Searching for first name and last name - middle initial unknown  (first name  NEAR/3 last name)

Example:  To find documents referring to Robert Smith, use this search: (Robert NEAR/3 Smith)

This method ensures comprehensive results and includes variations such as Robert J. Smith; Robert B. Smith;   Robert James Smith; and Smith, Robert J.   (Note:  the middle initial is not specified so could be any letter of the alphabet).


Searching for first name and last name - middle initial known  (first name OR first initial NEAR/3 last name)

Example:  To find documents referring to Mary Jones, use this search: (mary OR m NEAR/3 jones)

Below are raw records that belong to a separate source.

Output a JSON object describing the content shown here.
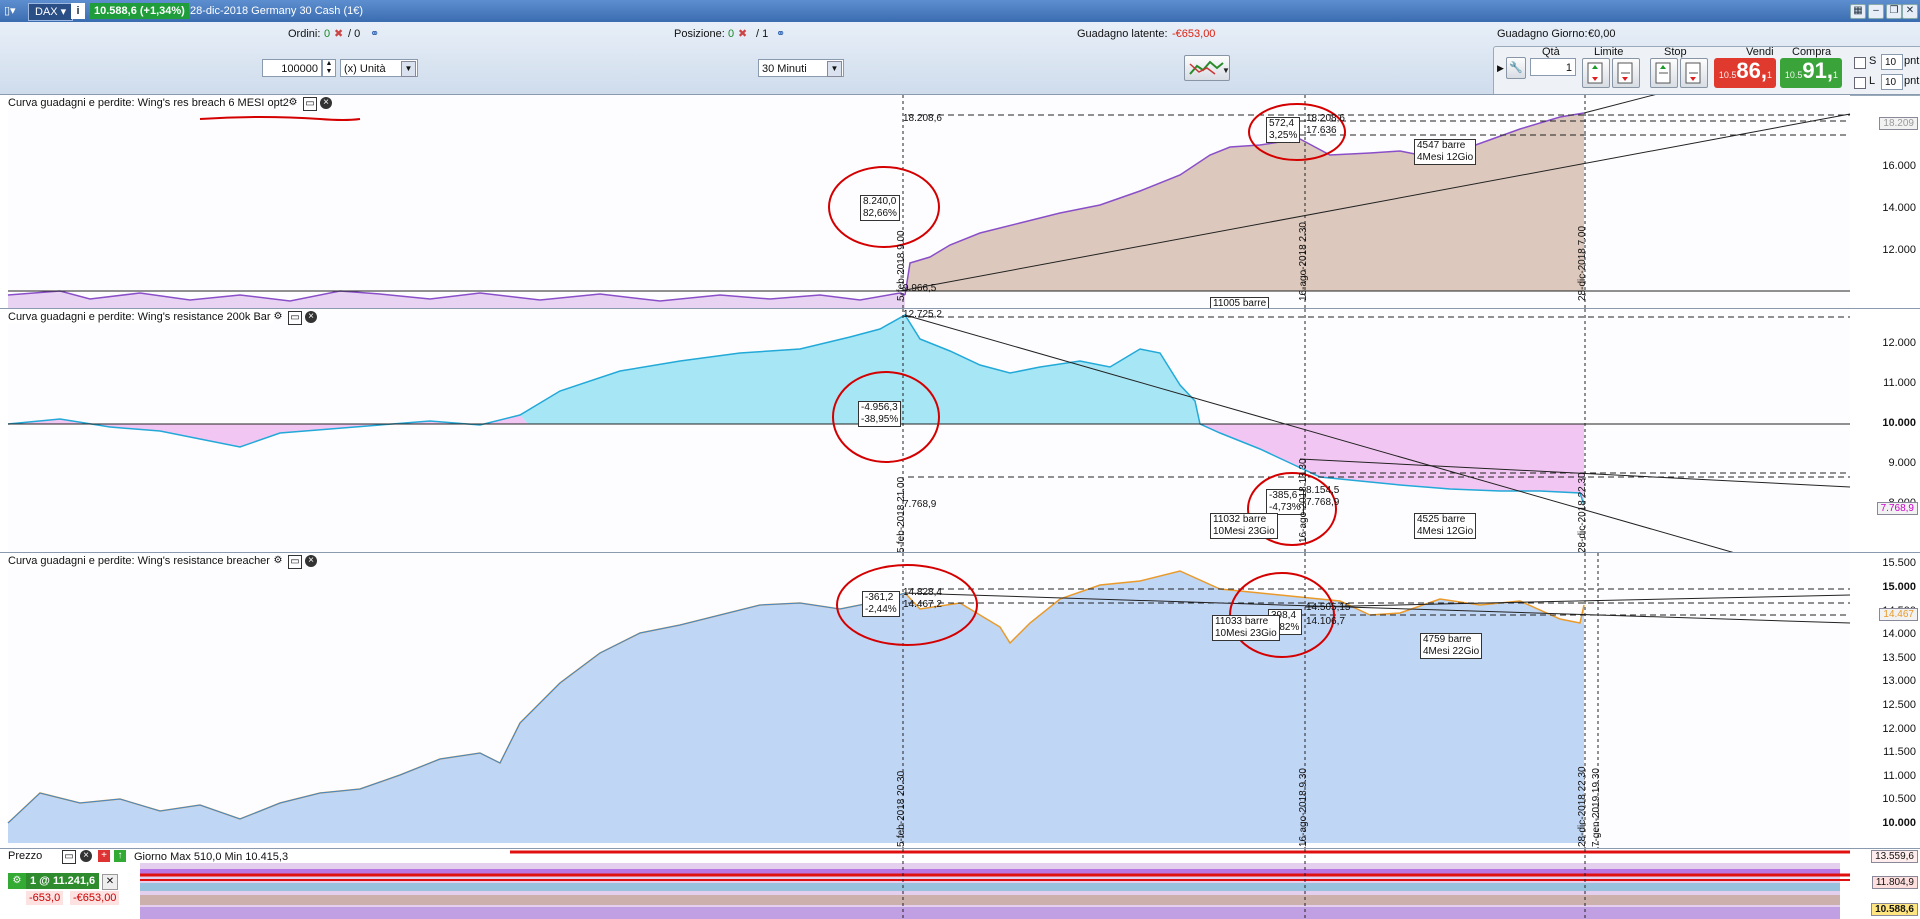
{
  "titlebar": {
    "symbol": "DAX",
    "price_change": "10.588,6 (+1,34%)",
    "title": "28-dic-2018 Germany 30 Cash (1€)"
  },
  "toolbar": {
    "orders_label": "Ordini:",
    "orders_value": "0",
    "orders_total": "/ 0",
    "position_label": "Posizione:",
    "position_value": "0",
    "position_total": "/ 1",
    "unrealized_label": "Guadagno latente:",
    "unrealized_value": "-€653,00",
    "day_gain_label": "Guadagno Giorno:",
    "day_gain_value": "€0,00",
    "quantity_value": "100000",
    "unit_value": "(x) Unità",
    "timeframe_value": "30 Minuti",
    "qty_label": "Qtà",
    "qty_value": "1",
    "limit_label": "Limite",
    "stop_label": "Stop",
    "sell_label": "Vendi",
    "buy_label": "Compra",
    "sell_prefix": "10.5",
    "sell_price": "86,",
    "sell_sup": "1",
    "buy_prefix": "10.5",
    "buy_price": "91,",
    "buy_sup": "1",
    "s_label": "S",
    "l_label": "L",
    "s_value": "10",
    "l_value": "10",
    "pnt_label": "pnt"
  },
  "panel1": {
    "title": "Curva guadagni e perdite: Wing's res breach 6 MESI opt2",
    "ticks": [
      "16.000",
      "14.000",
      "12.000"
    ],
    "price_tag": "18.209",
    "level_top": "18.208,6",
    "level_base": "9.966,5",
    "note1_line1": "8.240,0",
    "note1_line2": "82,66%",
    "note2_line1": "572,4",
    "note2_line2": "3,25%",
    "note2_side1": "18.208,6",
    "note2_side2": "17.636",
    "note3_line1": "4547 barre",
    "note3_line2": "4Mesi 12Gio",
    "note4": "11005 barre",
    "vdate1": "5-feb-2018 9.00",
    "vdate2": "16-ago-2018 2.30",
    "vdate3": "28-dic-2018 7.00"
  },
  "panel2": {
    "title": "Curva guadagni e perdite: Wing's resistance 200k Bar",
    "ticks": [
      "12.000",
      "11.000",
      "10.000",
      "9.000",
      "8.000"
    ],
    "price_tag": "7.768,9",
    "level_top": "12.725,2",
    "level_low": "7.768,9",
    "note1_line1": "-4.956,3",
    "note1_line2": "-38,95%",
    "note2_line1": "-385,6",
    "note2_line2": "-4,73%",
    "note2_side1": "8.154,5",
    "note2_side2": "7.768,9",
    "note3_line1": "11032 barre",
    "note3_line2": "10Mesi 23Gio",
    "note4_line1": "4525 barre",
    "note4_line2": "4Mesi 12Gio",
    "vdate1": "5-feb-2018 21.00",
    "vdate2": "16-ago-2018 13.30",
    "vdate3": "28-dic-2018 22.30"
  },
  "panel3": {
    "title": "Curva guadagni e perdite: Wing's resistance breacher",
    "ticks": [
      "15.500",
      "15.000",
      "14.500",
      "14.000",
      "13.500",
      "13.000",
      "12.500",
      "12.000",
      "11.500",
      "11.000",
      "10.500",
      "10.000"
    ],
    "price_tag": "14.467",
    "note1_line1": "-361,2",
    "note1_line2": "-2,44%",
    "note1_side1": "14.828,4",
    "note1_side2": "14.467,2",
    "note2_line1": "398,4",
    "note2_line2": "2,82%",
    "note2_side1": "14.505,15",
    "note2_side2": "14.106,7",
    "note3_line1": "11033 barre",
    "note3_line2": "10Mesi 23Gio",
    "note4_line1": "4759 barre",
    "note4_line2": "4Mesi 22Gio",
    "vdate1": "5-feb-2018 20.30",
    "vdate2": "16-ago-2018 9.30",
    "vdate3": "28-dic-2018 22.30",
    "vdate4": "7-gen-2019 19.30"
  },
  "price_panel": {
    "title": "Prezzo",
    "info": "Giorno Max 510,0 Min 10.415,3",
    "tag1": "13.559,6",
    "tag2": "11.804,9",
    "tag3": "10.588,6",
    "position_qty": "1 @ 11.241,6",
    "pnl1": "-653,0",
    "pnl2": "-€653,00"
  },
  "colors": {
    "title_bg": "#3a6cb0",
    "sell": "#e03a2f",
    "buy": "#3aa43a",
    "annotation": "#d40000",
    "area_brown": "#d8c8bc",
    "area_cyan": "#a7e6f5",
    "area_pink": "#f2c6f2",
    "area_blue": "#c0d6f5"
  }
}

This method ensures comprehensive results and includes variations such as Mary J. Jones; M. J. Jones; Mary Jane Jones; Jones, Mary J.; and Jones, M. J.


Some names searched using this pattern will yield irrelevant references in the search results. When this happens,  add additional search terms to decrease the likelihood of irrelevant results. For example, if Mary Jones is a CPA, you could use this search:

(Mary OR M NEAR/3 Jones AND CPA OR C.P.A. OR accountant)

The order of last name and first name may differ. For example, to find documents that contain "R Smith" and "Smith, R", use a proximity connector like NEAR/n.

smith NEAR/2

The presentation of multiple initials may differ. For example: rj smith

would find RJ Smith but not R.J. Smith (with periods) or R J Smith (with spaces). To find all possibilities, use an OR connector:

(rj OR r j OR r.j NEAR/3 smith)

Note: The product interprets the periods in initials as blank spaces.

  • A name may be given with or without middle initials.

    To find articles by Raymond Smith, Raymond J. Smith and Raymond J. A. Smith, use a proximity connector like NEAR/n:

    (raymond NEAR/3 smith)

  • To account for all the possible combinations of name presentation, we recommend a combination of techniques. To find all of the above examples, you could use:

    (smith NEAR/3 ray! OR r)

The Advanced Search form offers an option that assists users in searching for witness names. Select "witness" from the drop-down list and two boxes will display: Last Name and First Name. The search will automatically process the first and last names entered in the separate boxes as a "name NEAR/3 name" search.